Catching up on some back reading this weekend, I was struck by the juxtaposition of two headlines in one of the daily news compendia that I receive:
“Colossal shopping complex close to completion in Pyongyang,” and
“North Korea upgrades its prison camps to add crematorium and six more guard towers.”
The two struck me as two sides of the same coin: accounts of improvement in the North Korean economy (regardless of what the Bank of Korea says) with some revenues devoted to improved shopping for the donju as reported by JH Ahn at NK News and other monies invested in the tools of repression per James Rothwell’s account in The Telegraph of an Amnesty International report. Perhaps Donald Trump isn’t the only world leader focused on infrastructure.
The positive spin was reinforced by another JH Ahn piece, “North Korea launches online hub for B2B product sales.” Ahn writes that “it is possible the website’s developers have borrowed major parts of its user interface from Microsoft’s Windows 8 and Naver” but I’m less struck by the reverse engineering (isn’t that how South Korea got its start?) than the institutional innovation of facilitating an online decentralized market within the context of the North Korean system. VICE Media ran a photo essay on North Korea’s ascendant 1 percent (apparently the pictures illustrate this year’s NK News calendar—maybe Chad will run a Cyber Monday sale) and another, competing, photo essay of the North Korean noveau riche appeared as well.

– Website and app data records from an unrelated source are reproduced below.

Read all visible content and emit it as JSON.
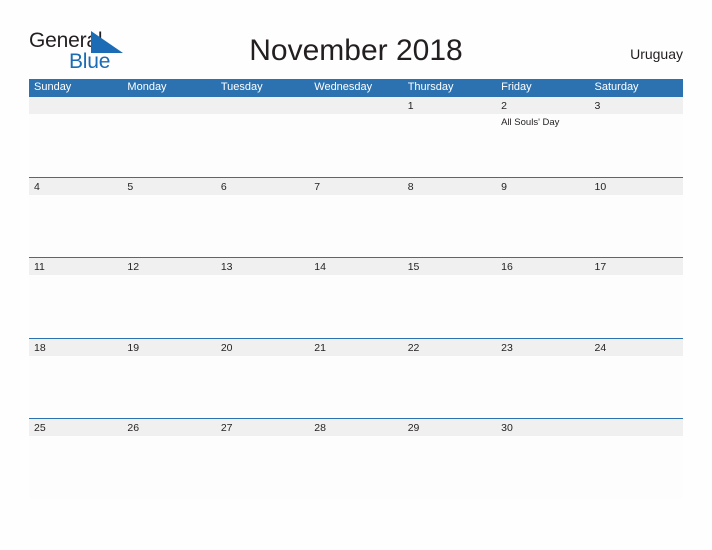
{
  "brand": {
    "name_part1": "General",
    "name_part2": "Blue",
    "triangle_icon": "blue-triangle-icon",
    "color_dark": "#231f20",
    "color_blue": "#1b6cb5"
  },
  "header": {
    "title": "November 2018",
    "region": "Uruguay"
  },
  "colors": {
    "header_blue": "#2c72b0",
    "band_gray": "#f0f0f0",
    "text": "#231f20",
    "page_background": "#fefefe"
  },
  "calendar": {
    "month": "November",
    "year": "2018",
    "weekdays": [
      "Sunday",
      "Monday",
      "Tuesday",
      "Wednesday",
      "Thursday",
      "Friday",
      "Saturday"
    ],
    "weeks": [
      [
        {
          "day": "",
          "event": ""
        },
        {
          "day": "",
          "event": ""
        },
        {
          "day": "",
          "event": ""
        },
        {
          "day": "",
          "event": ""
        },
        {
          "day": "1",
          "event": ""
        },
        {
          "day": "2",
          "event": "All Souls' Day"
        },
        {
          "day": "3",
          "event": ""
        }
      ],
      [
        {
          "day": "4",
          "event": ""
        },
        {
          "day": "5",
          "event": ""
        },
        {
          "day": "6",
          "event": ""
        },
        {
          "day": "7",
          "event": ""
        },
        {
          "day": "8",
          "event": ""
        },
        {
          "day": "9",
          "event": ""
        },
        {
          "day": "10",
          "event": ""
        }
      ],
      [
        {
          "day": "11",
          "event": ""
        },
        {
          "day": "12",
          "event": ""
        },
        {
          "day": "13",
          "event": ""
        },
        {
          "day": "14",
          "event": ""
        },
        {
          "day": "15",
          "event": ""
        },
        {
          "day": "16",
          "event": ""
        },
        {
          "day": "17",
          "event": ""
        }
      ],
      [
        {
          "day": "18",
          "event": ""
        },
        {
          "day": "19",
          "event": ""
        },
        {
          "day": "20",
          "event": ""
        },
        {
          "day": "21",
          "event": ""
        },
        {
          "day": "22",
          "event": ""
        },
        {
          "day": "23",
          "event": ""
        },
        {
          "day": "24",
          "event": ""
        }
      ],
      [
        {
          "day": "25",
          "event": ""
        },
        {
          "day": "26",
          "event": ""
        },
        {
          "day": "27",
          "event": ""
        },
        {
          "day": "28",
          "event": ""
        },
        {
          "day": "29",
          "event": ""
        },
        {
          "day": "30",
          "event": ""
        },
        {
          "day": "",
          "event": ""
        }
      ]
    ]
  }
}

Only Yonhap stood out with “N. Korean trains virtually out of service due to power shortage: report” citing Radio Free Asia (RFA) which in turn based its reporting on an account by Japan’s Asia Press. Maybe the drought killed the hydropower. Or was it floods? Anyway, none of the three are known for a pro-Pyongyang slant.
Perhaps Donald Trump isn’t the only world leader focused on infrastructure.
So setting aside the train schedule, what does it all mean? The essential Daily NK took a stab at interpretation with “Kim Jong Un's fearpolitik and marketization policies eroding public sentiment.” The problem is that the piece is a summary of a recent conference in Seoul, and it is not at all clear if the commentators have some unique insight into underlying social dynamics in North Korea. According to an RFA piece based on the proverbial single unnamed source, “North Korean Leader Called ‘Pig,’ ‘Incompetent,’ by Residents in Capital.” Not so says one of my neighbors: Kim Jong Un is really popular with young people, but when pressed her methodology appeared to consist of ESP. (You know the old joke about political scientists (Steph Haggard and Cullen Hendrix excepting): the plural of anecdote is data.)
More intriguing to me were two stories, one in Daily NK, “Loanwords frequently appearing in the Rodong Sinmun” and “North Korea's Prison Camps Continue to Cast Dark Shadow” in The Diplomat. (OK, so the latter is a bit of a cheat since it is a reprise of the Amnesty report.) Unfortunately, the first does not report any textual analysis of Rodong Sinmum that would establish that the use of loan words is actually on the rise; it simply cites an unnamed source in North Hamgyung province asserting this to be the case, and then describes the political meetings held in response hectoring people not to use such terms. If it were indeed the case that the use of foreign loan words is on the rise (even in a prominent official publication!) one might interpret this development as evidence of shifting material conditions (in a Marxian sense) with the hectoring and the looming prison camps the regime’s attempt to resist.
That would be an interesting story.
And apart from issues of political stability, is this dynamic sustainable in narrow economic terms? The papers are full of rumors about an alleged deal in the UNSC to limit or close the “livelihood exemption” in response to the September nuclear test.
Watch this space.